▶ Work instructions
Restate all of the entries exactly. Any picture in them should be skipped.

START Information given

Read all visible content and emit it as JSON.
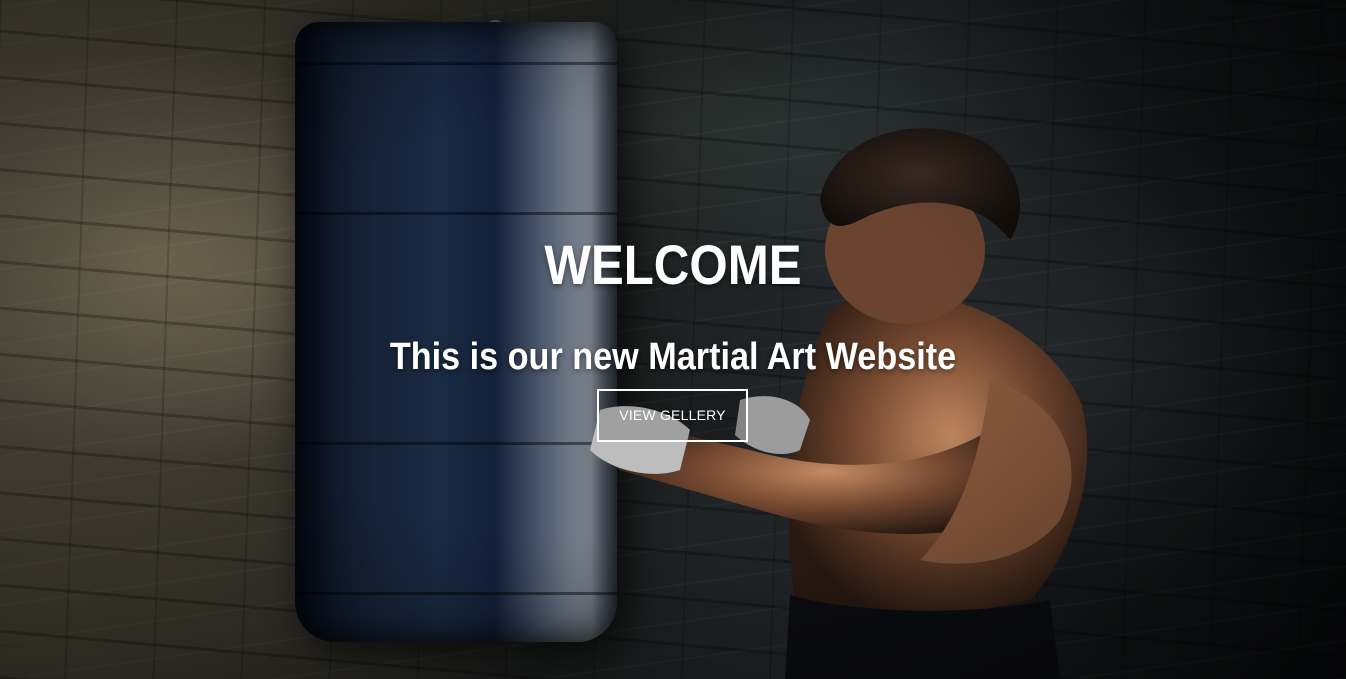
{
  "hero": {
    "heading": "WELCOME",
    "subheading": "This is our new Martial Art Website",
    "cta_label": "VIEW GELLERY",
    "text_color": "#ffffff"
  }
}
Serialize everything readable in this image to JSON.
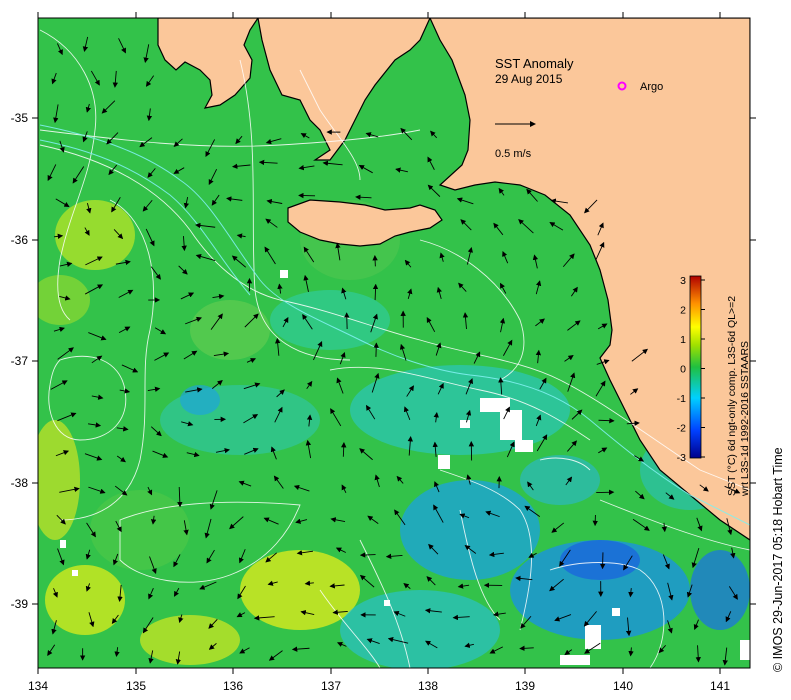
{
  "map": {
    "title": "SST Anomaly",
    "date": "29 Aug 2015",
    "scale_arrow_label": "0.5 m/s",
    "argo_label": "Argo",
    "copyright": "© IMOS 29-Jun-2017 05:18 Hobart Time",
    "x_ticks": [
      "134",
      "135",
      "136",
      "137",
      "138",
      "139",
      "140",
      "141"
    ],
    "y_ticks": [
      "-35",
      "-36",
      "-37",
      "-38",
      "-39"
    ]
  },
  "colorbar": {
    "ticks": [
      "3",
      "2",
      "1",
      "0",
      "-1",
      "-2",
      "-3"
    ],
    "caption_line1": "SST (°C) 6d ngt-only comp. L3S-6d QL>=2",
    "caption_line2": "wrt L3S-1d 1992-2016 SSTAARS"
  },
  "colors": {
    "land": "#fbc79a",
    "ocean_base": "#33c24a",
    "argo": "#ff00ff"
  }
}
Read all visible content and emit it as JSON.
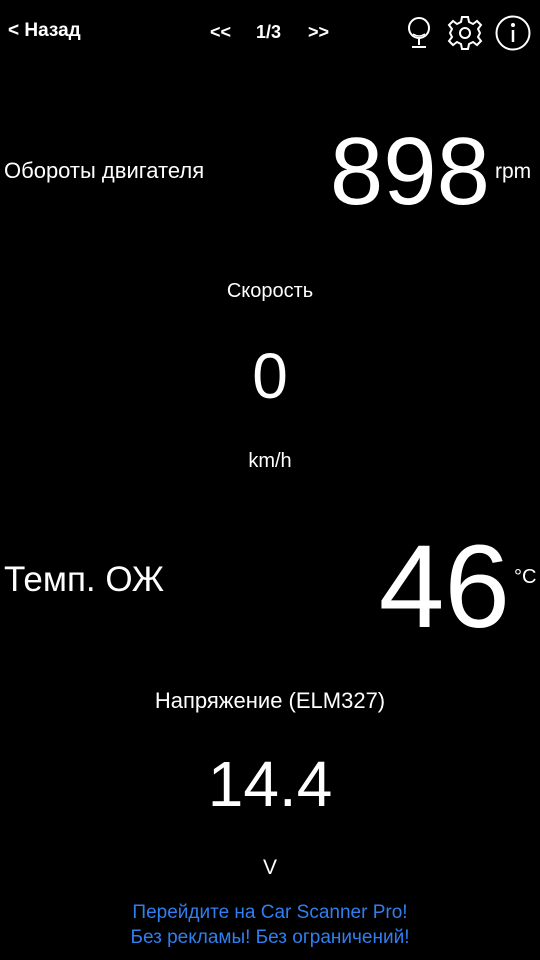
{
  "topbar": {
    "back_label": "< Назад",
    "prev_label": "<<",
    "page_indicator": "1/3",
    "next_label": ">>",
    "icons": [
      "microphone-icon",
      "gear-icon",
      "info-icon"
    ]
  },
  "gauges": {
    "rpm": {
      "label": "Обороты двигателя",
      "value": "898",
      "unit": "rpm"
    },
    "speed": {
      "label": "Скорость",
      "value": "0",
      "unit": "km/h"
    },
    "coolant_temp": {
      "label": "Темп. ОЖ",
      "value": "46",
      "unit": "°C"
    },
    "voltage": {
      "label": "Напряжение (ELM327)",
      "value": "14.4",
      "unit": "V"
    }
  },
  "promo": {
    "line1": "Перейдите на Car Scanner Pro!",
    "line2": "Без рекламы! Без ограничений!",
    "color": "#2f7ff0"
  },
  "colors": {
    "background": "#000000",
    "text": "#ffffff"
  }
}
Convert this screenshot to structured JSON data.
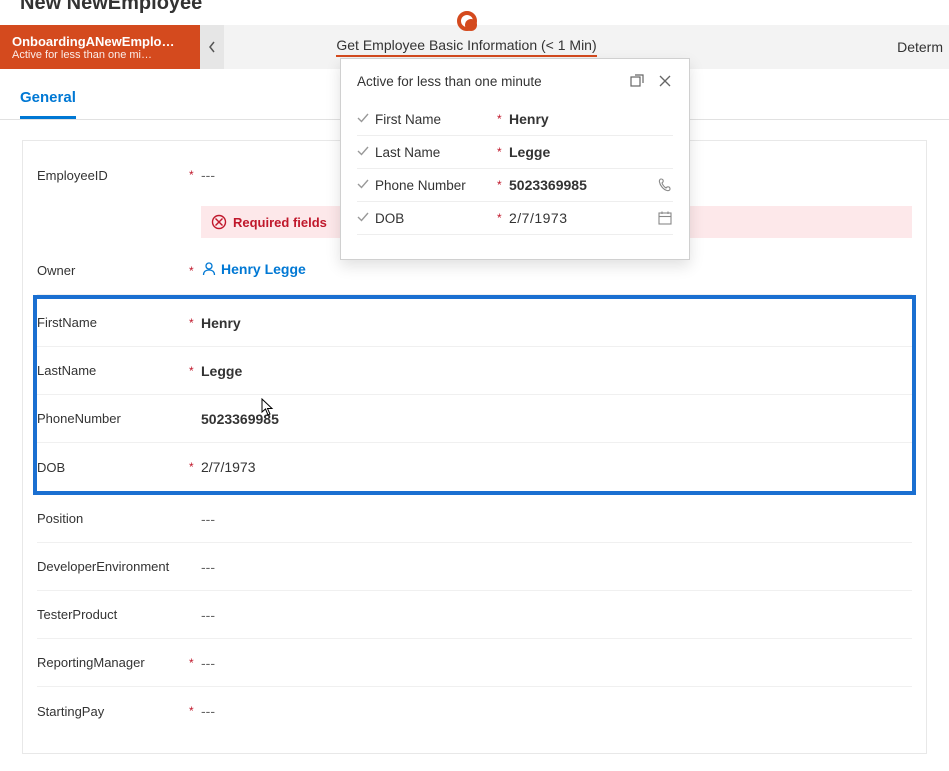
{
  "page": {
    "title": "New NewEmployee"
  },
  "stages": {
    "active": {
      "title": "OnboardingANewEmplo…",
      "sub": "Active for less than one mi…"
    },
    "current": "Get Employee Basic Information  (< 1 Min)",
    "next": "Determ"
  },
  "tabs": {
    "general": "General"
  },
  "form": {
    "empty": "---",
    "employeeId": {
      "label": "EmployeeID",
      "required": true
    },
    "errorBanner": "Required fields",
    "owner": {
      "label": "Owner",
      "required": true,
      "value": "Henry Legge"
    },
    "firstName": {
      "label": "FirstName",
      "required": true,
      "value": "Henry"
    },
    "lastName": {
      "label": "LastName",
      "required": true,
      "value": "Legge"
    },
    "phone": {
      "label": "PhoneNumber",
      "required": false,
      "value": "5023369985"
    },
    "dob": {
      "label": "DOB",
      "required": true,
      "value": "2/7/1973"
    },
    "position": {
      "label": "Position",
      "required": false
    },
    "devEnv": {
      "label": "DeveloperEnvironment",
      "required": false
    },
    "tester": {
      "label": "TesterProduct",
      "required": false
    },
    "mgr": {
      "label": "ReportingManager",
      "required": true
    },
    "pay": {
      "label": "StartingPay",
      "required": true
    }
  },
  "flyout": {
    "header": "Active for less than one minute",
    "firstName": {
      "label": "First Name",
      "value": "Henry"
    },
    "lastName": {
      "label": "Last Name",
      "value": "Legge"
    },
    "phone": {
      "label": "Phone Number",
      "value": "5023369985"
    },
    "dob": {
      "label": "DOB",
      "value": "2/7/1973"
    }
  },
  "colors": {
    "accent": "#d44a1e",
    "link": "#0078d4",
    "error": "#c0172b",
    "highlight": "#1a6fd1"
  }
}
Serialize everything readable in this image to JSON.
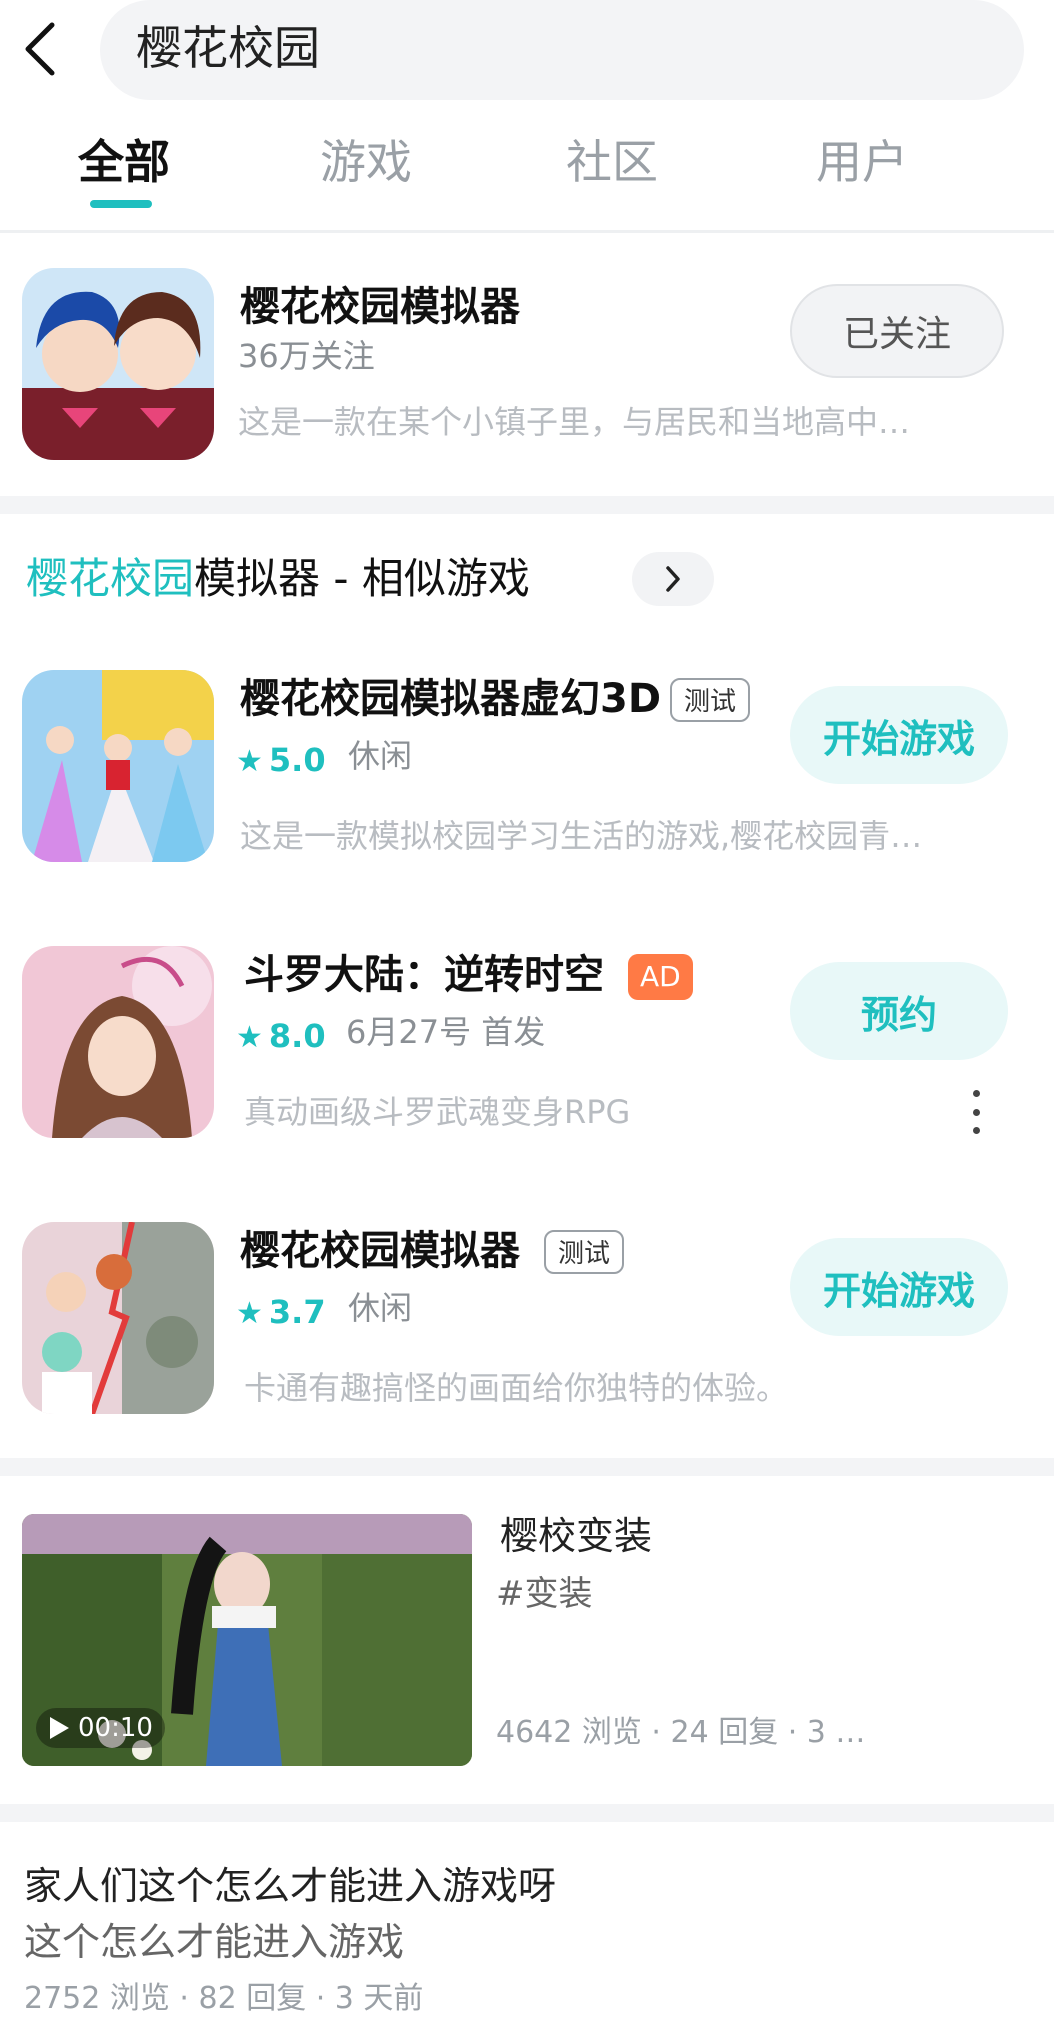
{
  "search": {
    "query": "樱花校园"
  },
  "tabs": [
    {
      "label": "全部",
      "active": true
    },
    {
      "label": "游戏",
      "active": false
    },
    {
      "label": "社区",
      "active": false
    },
    {
      "label": "用户",
      "active": false
    }
  ],
  "top_result": {
    "name": "樱花校园模拟器",
    "followers": "36万关注",
    "description": "这是一款在某个小镇子里，与居民和当地高中…",
    "follow_label": "已关注"
  },
  "similar": {
    "highlight": "樱花校园",
    "rest": "模拟器 - 相似游戏",
    "arrow_icon": "chevron-right-icon"
  },
  "games": [
    {
      "name": "樱花校园模拟器虚幻3D",
      "badge": "测试",
      "rating": "5.0",
      "category": "休闲",
      "description": "这是一款模拟校园学习生活的游戏,樱花校园青…",
      "action": "开始游戏"
    },
    {
      "name": "斗罗大陆：逆转时空",
      "badge": "AD",
      "rating": "8.0",
      "category": "6月27号 首发",
      "description": "真动画级斗罗武魂变身RPG",
      "action": "预约"
    },
    {
      "name": "樱花校园模拟器",
      "badge": "测试",
      "rating": "3.7",
      "category": "休闲",
      "description": "卡通有趣搞怪的画面给你独特的体验。",
      "action": "开始游戏"
    }
  ],
  "video_post": {
    "duration": "00:10",
    "title": "樱校变装",
    "tag": "#变装",
    "stats": "4642 浏览 · 24 回复 · 3 …"
  },
  "text_post": {
    "title": "家人们这个怎么才能进入游戏呀",
    "body": "这个怎么才能进入游戏",
    "stats": "2752 浏览 · 82 回复 · 3 天前"
  },
  "colors": {
    "accent": "#1fbfbf",
    "ad_badge": "#ff7a45",
    "button_bg": "#e8f8f8"
  }
}
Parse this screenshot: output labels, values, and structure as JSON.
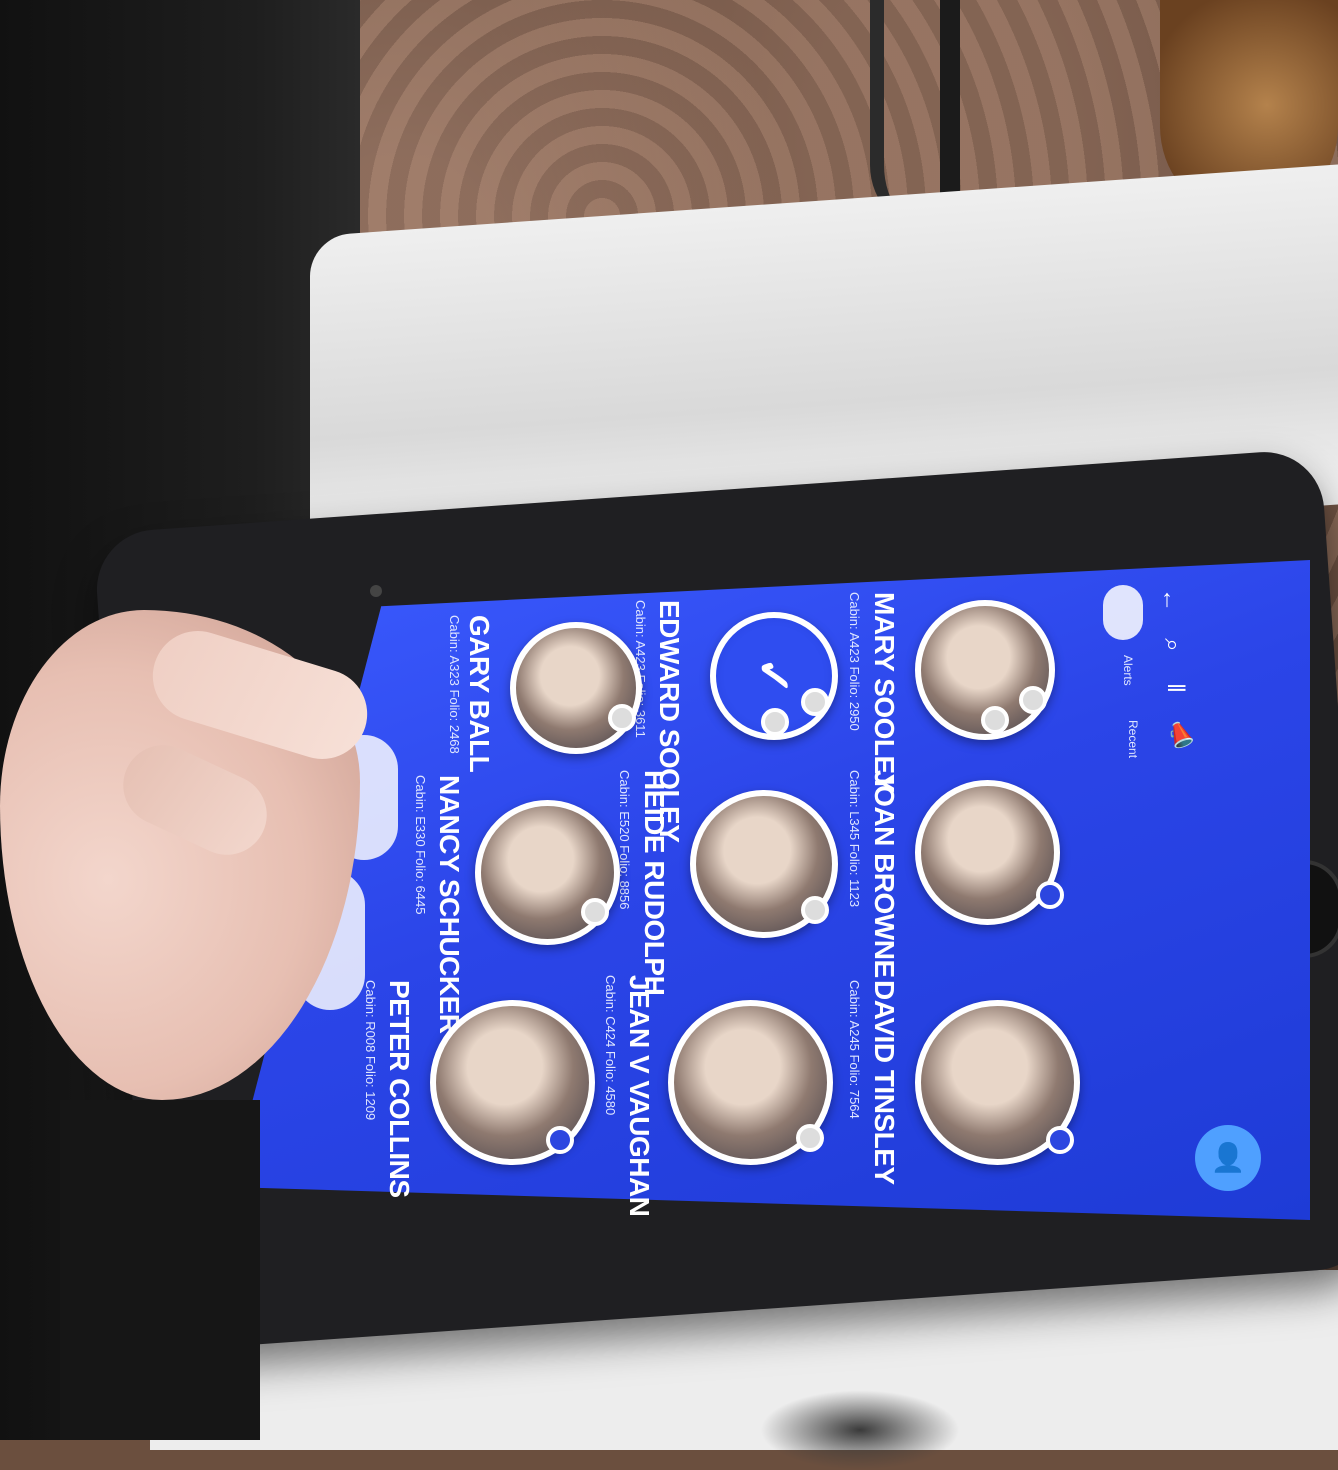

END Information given

▶ Answer area
Read all visible content and emit it as JSON.
{
  "hero": {
    "heading": "WELCOME",
    "subheading": "This is our new Martial Art Website",
    "cta_label": "VIEW GELLERY",
    "text_color": "#ffffff"
  }
}
Serialize everything readable in this image to JSON.
{
  "map": {
    "title": "SST Anomaly",
    "date": "29 Aug 2015",
    "scale_arrow_label": "0.5 m/s",
    "argo_label": "Argo",
    "copyright": "© IMOS 29-Jun-2017 05:18 Hobart Time",
    "x_ticks": [
      "134",
      "135",
      "136",
      "137",
      "138",
      "139",
      "140",
      "141"
    ],
    "y_ticks": [
      "-35",
      "-36",
      "-37",
      "-38",
      "-39"
    ]
  },
  "colorbar": {
    "ticks": [
      "3",
      "2",
      "1",
      "0",
      "-1",
      "-2",
      "-3"
    ],
    "caption_line1": "SST (°C) 6d ngt-only comp. L3S-6d QL>=2",
    "caption_line2": "wrt L3S-1d 1992-2016 SSTAARS"
  },
  "colors": {
    "land": "#fbc79a",
    "ocean_base": "#33c24a",
    "argo": "#ff00ff"
  }
}
Read all visible content and emit it as JSON.
{
  "topbar": {
    "back_label": "< Назад",
    "prev_label": "<<",
    "page_indicator": "1/3",
    "next_label": ">>",
    "icons": [
      "microphone-icon",
      "gear-icon",
      "info-icon"
    ]
  },
  "gauges": {
    "rpm": {
      "label": "Обороты двигателя",
      "value": "898",
      "unit": "rpm"
    },
    "speed": {
      "label": "Скорость",
      "value": "0",
      "unit": "km/h"
    },
    "coolant_temp": {
      "label": "Темп. ОЖ",
      "value": "46",
      "unit": "°C"
    },
    "voltage": {
      "label": "Напряжение (ELM327)",
      "value": "14.4",
      "unit": "V"
    }
  },
  "promo": {
    "line1": "Перейдите на Car Scanner Pro!",
    "line2": "Без рекламы! Без ограничений!",
    "color": "#2f7ff0"
  },
  "colors": {
    "background": "#000000",
    "text": "#ffffff"
  }
}
Convert this screenshot to structured JSON data.
{
  "page": {
    "title": "New NewEmployee"
  },
  "stages": {
    "active": {
      "title": "OnboardingANewEmplo…",
      "sub": "Active for less than one mi…"
    },
    "current": "Get Employee Basic Information  (< 1 Min)",
    "next": "Determ"
  },
  "tabs": {
    "general": "General"
  },
  "form": {
    "empty": "---",
    "employeeId": {
      "label": "EmployeeID",
      "required": true
    },
    "errorBanner": "Required fields",
    "owner": {
      "label": "Owner",
      "required": true,
      "value": "Henry Legge"
    },
    "firstName": {
      "label": "FirstName",
      "required": true,
      "value": "Henry"
    },
    "lastName": {
      "label": "LastName",
      "required": true,
      "value": "Legge"
    },
    "phone": {
      "label": "PhoneNumber",
      "required": false,
      "value": "5023369985"
    },
    "dob": {
      "label": "DOB",
      "required": true,
      "value": "2/7/1973"
    },
    "position": {
      "label": "Position",
      "required": false
    },
    "devEnv": {
      "label": "DeveloperEnvironment",
      "required": false
    },
    "tester": {
      "label": "TesterProduct",
      "required": false
    },
    "mgr": {
      "label": "ReportingManager",
      "required": true
    },
    "pay": {
      "label": "StartingPay",
      "required": true
    }
  },
  "flyout": {
    "header": "Active for less than one minute",
    "firstName": {
      "label": "First Name",
      "value": "Henry"
    },
    "lastName": {
      "label": "Last Name",
      "value": "Legge"
    },
    "phone": {
      "label": "Phone Number",
      "value": "5023369985"
    },
    "dob": {
      "label": "DOB",
      "value": "2/7/1973"
    }
  },
  "colors": {
    "accent": "#d44a1e",
    "link": "#0078d4",
    "error": "#c0172b",
    "highlight": "#1a6fd1"
  }
}
Serialize everything readable in this image to JSON.
{
  "search": {
    "query": "樱花校园"
  },
  "tabs": [
    {
      "label": "全部",
      "active": true
    },
    {
      "label": "游戏",
      "active": false
    },
    {
      "label": "社区",
      "active": false
    },
    {
      "label": "用户",
      "active": false
    }
  ],
  "top_result": {
    "name": "樱花校园模拟器",
    "followers": "36万关注",
    "description": "这是一款在某个小镇子里，与居民和当地高中…",
    "follow_label": "已关注"
  },
  "similar": {
    "highlight": "樱花校园",
    "rest": "模拟器 - 相似游戏",
    "arrow_icon": "chevron-right-icon"
  },
  "games": [
    {
      "name": "樱花校园模拟器虚幻3D",
      "badge": "测试",
      "rating": "5.0",
      "category": "休闲",
      "description": "这是一款模拟校园学习生活的游戏,樱花校园青…",
      "action": "开始游戏"
    },
    {
      "name": "斗罗大陆：逆转时空",
      "badge": "AD",
      "rating": "8.0",
      "category": "6月27号 首发",
      "description": "真动画级斗罗武魂变身RPG",
      "action": "预约"
    },
    {
      "name": "樱花校园模拟器",
      "badge": "测试",
      "rating": "3.7",
      "category": "休闲",
      "description": "卡通有趣搞怪的画面给你独特的体验。",
      "action": "开始游戏"
    }
  ],
  "video_post": {
    "duration": "00:10",
    "title": "樱校变装",
    "tag": "#变装",
    "stats": "4642 浏览 · 24 回复 · 3 …"
  },
  "text_post": {
    "title": "家人们这个怎么才能进入游戏呀",
    "body": "这个怎么才能进入游戏",
    "stats": "2752 浏览 · 82 回复 · 3 天前"
  },
  "colors": {
    "accent": "#1fbfbf",
    "ad_badge": "#ff7a45",
    "button_bg": "#e8f8f8"
  }
}
Parse this screenshot: output labels, values, and structure as JSON.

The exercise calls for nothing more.